### ASSIGNMENT
Give back the full material exactly. Omit no line.
========
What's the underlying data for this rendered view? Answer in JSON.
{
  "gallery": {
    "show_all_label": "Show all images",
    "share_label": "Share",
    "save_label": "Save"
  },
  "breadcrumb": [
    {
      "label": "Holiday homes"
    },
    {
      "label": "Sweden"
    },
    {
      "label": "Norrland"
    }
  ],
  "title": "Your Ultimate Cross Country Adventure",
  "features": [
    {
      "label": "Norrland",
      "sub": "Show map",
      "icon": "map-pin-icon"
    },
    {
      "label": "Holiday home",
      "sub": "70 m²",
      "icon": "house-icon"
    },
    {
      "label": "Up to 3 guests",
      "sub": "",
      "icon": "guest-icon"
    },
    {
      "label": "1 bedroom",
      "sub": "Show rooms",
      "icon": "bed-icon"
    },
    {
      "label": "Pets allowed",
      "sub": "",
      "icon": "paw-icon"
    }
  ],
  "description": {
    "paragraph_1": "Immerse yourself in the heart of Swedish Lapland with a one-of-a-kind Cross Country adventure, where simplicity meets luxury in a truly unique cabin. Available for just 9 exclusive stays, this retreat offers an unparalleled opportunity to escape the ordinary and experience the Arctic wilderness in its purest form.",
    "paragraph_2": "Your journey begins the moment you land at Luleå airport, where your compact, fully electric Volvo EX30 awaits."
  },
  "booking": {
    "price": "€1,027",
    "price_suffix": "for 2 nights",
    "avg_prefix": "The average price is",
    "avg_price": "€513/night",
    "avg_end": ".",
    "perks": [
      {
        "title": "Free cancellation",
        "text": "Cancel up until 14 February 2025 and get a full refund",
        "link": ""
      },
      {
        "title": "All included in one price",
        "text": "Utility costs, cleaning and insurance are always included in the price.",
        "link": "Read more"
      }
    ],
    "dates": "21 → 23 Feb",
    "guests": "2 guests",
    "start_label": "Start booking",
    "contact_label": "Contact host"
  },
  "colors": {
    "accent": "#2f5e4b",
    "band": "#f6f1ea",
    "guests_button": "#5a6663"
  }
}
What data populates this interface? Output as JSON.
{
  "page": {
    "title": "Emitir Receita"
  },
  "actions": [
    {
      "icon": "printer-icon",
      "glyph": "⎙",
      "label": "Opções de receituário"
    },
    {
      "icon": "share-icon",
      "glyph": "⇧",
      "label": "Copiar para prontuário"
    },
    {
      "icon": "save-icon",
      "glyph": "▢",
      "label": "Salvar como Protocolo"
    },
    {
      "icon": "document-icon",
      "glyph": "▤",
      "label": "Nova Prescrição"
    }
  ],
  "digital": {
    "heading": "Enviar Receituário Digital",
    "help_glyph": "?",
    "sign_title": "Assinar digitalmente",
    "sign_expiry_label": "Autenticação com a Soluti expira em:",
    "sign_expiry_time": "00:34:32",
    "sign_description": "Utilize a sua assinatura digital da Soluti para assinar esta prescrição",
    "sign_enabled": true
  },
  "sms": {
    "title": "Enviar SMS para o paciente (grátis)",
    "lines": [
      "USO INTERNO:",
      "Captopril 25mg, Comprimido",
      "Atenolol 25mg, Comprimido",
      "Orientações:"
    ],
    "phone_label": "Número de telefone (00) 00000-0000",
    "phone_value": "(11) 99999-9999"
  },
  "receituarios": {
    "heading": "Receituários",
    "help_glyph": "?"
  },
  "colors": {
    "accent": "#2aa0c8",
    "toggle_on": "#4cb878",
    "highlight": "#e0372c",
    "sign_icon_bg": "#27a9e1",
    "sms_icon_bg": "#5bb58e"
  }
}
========
### PROBLEM SOLUTION
What's the underlying data for this rendered view? Answer in JSON.
{
  "gallery": {
    "show_all_label": "Show all images",
    "share_label": "Share",
    "save_label": "Save"
  },
  "breadcrumb": [
    {
      "label": "Holiday homes"
    },
    {
      "label": "Sweden"
    },
    {
      "label": "Norrland"
    }
  ],
  "title": "Your Ultimate Cross Country Adventure",
  "features": [
    {
      "label": "Norrland",
      "sub": "Show map",
      "icon": "map-pin-icon"
    },
    {
      "label": "Holiday home",
      "sub": "70 m²",
      "icon": "house-icon"
    },
    {
      "label": "Up to 3 guests",
      "sub": "",
      "icon": "guest-icon"
    },
    {
      "label": "1 bedroom",
      "sub": "Show rooms",
      "icon": "bed-icon"
    },
    {
      "label": "Pets allowed",
      "sub": "",
      "icon": "paw-icon"
    }
  ],
  "description": {
    "paragraph_1": "Immerse yourself in the heart of Swedish Lapland with a one-of-a-kind Cross Country adventure, where simplicity meets luxury in a truly unique cabin. Available for just 9 exclusive stays, this retreat offers an unparalleled opportunity to escape the ordinary and experience the Arctic wilderness in its purest form.",
    "paragraph_2": "Your journey begins the moment you land at Luleå airport, where your compact, fully electric Volvo EX30 awaits."
  },
  "booking": {
    "price": "€1,027",
    "price_suffix": "for 2 nights",
    "avg_prefix": "The average price is",
    "avg_price": "€513/night",
    "avg_end": ".",
    "perks": [
      {
        "title": "Free cancellation",
        "text": "Cancel up until 14 February 2025 and get a full refund",
        "link": ""
      },
      {
        "title": "All included in one price",
        "text": "Utility costs, cleaning and insurance are always included in the price.",
        "link": "Read more"
      }
    ],
    "dates": "21 → 23 Feb",
    "guests": "2 guests",
    "start_label": "Start booking",
    "contact_label": "Contact host"
  },
  "colors": {
    "accent": "#2f5e4b",
    "band": "#f6f1ea",
    "guests_button": "#5a6663"
  }
}
What data populates this interface? Output as JSON.
{
  "page": {
    "title": "Emitir Receita"
  },
  "actions": [
    {
      "icon": "printer-icon",
      "glyph": "⎙",
      "label": "Opções de receituário"
    },
    {
      "icon": "share-icon",
      "glyph": "⇧",
      "label": "Copiar para prontuário"
    },
    {
      "icon": "save-icon",
      "glyph": "▢",
      "label": "Salvar como Protocolo"
    },
    {
      "icon": "document-icon",
      "glyph": "▤",
      "label": "Nova Prescrição"
    }
  ],
  "digital": {
    "heading": "Enviar Receituário Digital",
    "help_glyph": "?",
    "sign_title": "Assinar digitalmente",
    "sign_expiry_label": "Autenticação com a Soluti expira em:",
    "sign_expiry_time": "00:34:32",
    "sign_description": "Utilize a sua assinatura digital da Soluti para assinar esta prescrição",
    "sign_enabled": true
  },
  "sms": {
    "title": "Enviar SMS para o paciente (grátis)",
    "lines": [
      "USO INTERNO:",
      "Captopril 25mg, Comprimido",
      "Atenolol 25mg, Comprimido",
      "Orientações:"
    ],
    "phone_label": "Número de telefone (00) 00000-0000",
    "phone_value": "(11) 99999-9999"
  },
  "receituarios": {
    "heading": "Receituários",
    "help_glyph": "?"
  },
  "colors": {
    "accent": "#2aa0c8",
    "toggle_on": "#4cb878",
    "highlight": "#e0372c",
    "sign_icon_bg": "#27a9e1",
    "sms_icon_bg": "#5bb58e"
  }
}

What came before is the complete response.